Many of the women Ms. Fideler surveyed are on their second or third careers, now that there are more career choices for women. They have defied stereotypes about aging, including showing they are competent with technology. Ms. Fideler read from her book, “Women give shortshrift to retirement because they enjoy their jobs.” This is the main reason why older women keep working, according to the group Ms. Fideler surveyed. The average age of the surveyed group is 66 and they represent 25 countries. Nearly all of these women have at least bachelor’s degrees and two-thirds have advanced degrees. Ms. Fideler concluded with two points. The first point is that the women she interviewed are choosing to work beyond retirement years as opposed to needing to, although many baby boomers are finding they don’t have enough to retire comfortably. The second point is that older women need to be recognized. According to Ms. Fideler, “Older career women barely exist in the media.”

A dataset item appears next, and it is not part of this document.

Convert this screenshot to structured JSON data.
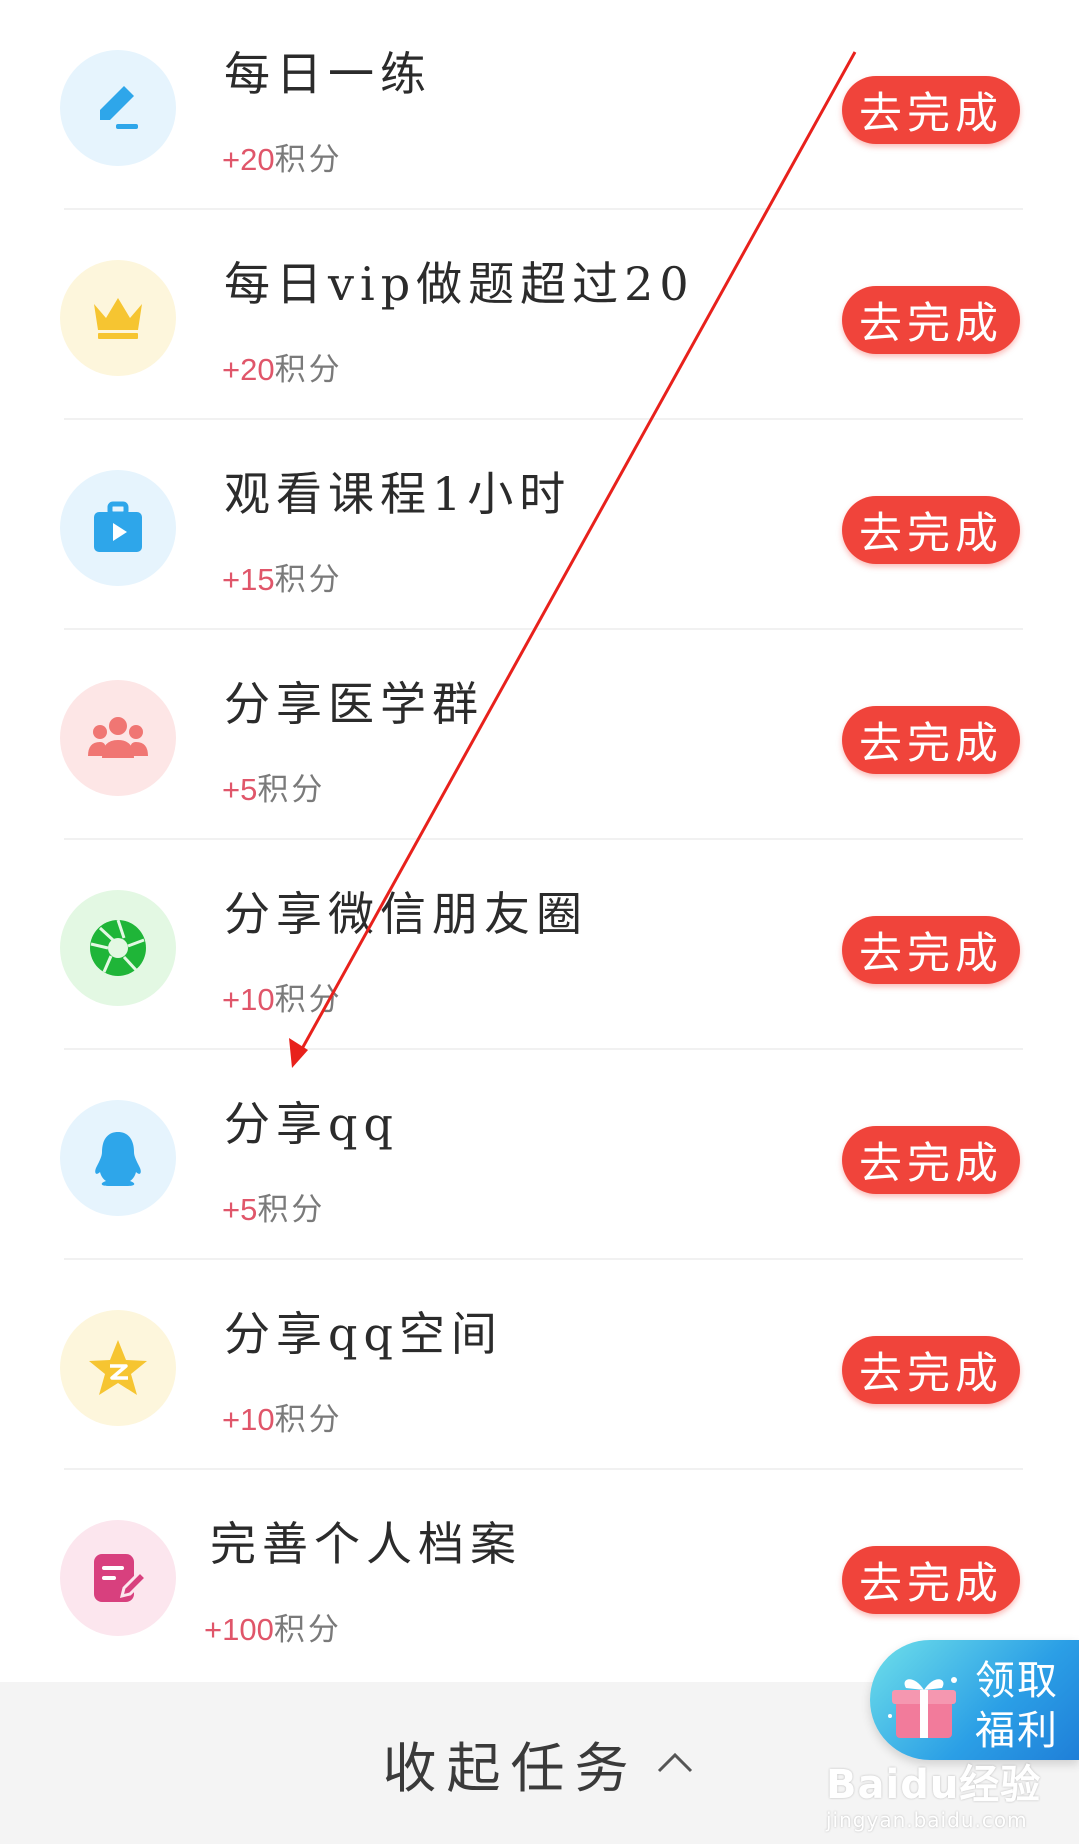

At the end of Elizabeth Fideler’s talk, WWHP President Heather-Lyn Haley thanked the three authors and gave each of them gifts of Liberty Farm notecards, WWHP Heritage Trail Guides, and one year free membership to WWHP. Doreen Velnich concluded the evening by informing the audience of some upcoming library events and inviting everyone to enjoy refreshments provided by the WWHP Events Committee.  The Co-Chairs of the Events Committee are CJ Posk and Hanna Solska and other members are Fran Langille, Holly Nylander, Jeanne Rosenblatt, Kathleen Comer, Cherylann Holman, and Judy Finkel. Many thanks to the Events Committee and Dianne Bruce for organizing another successful WOMEN IN PRINT event, the 10th annual.  

Published Date: 
September 23, 2013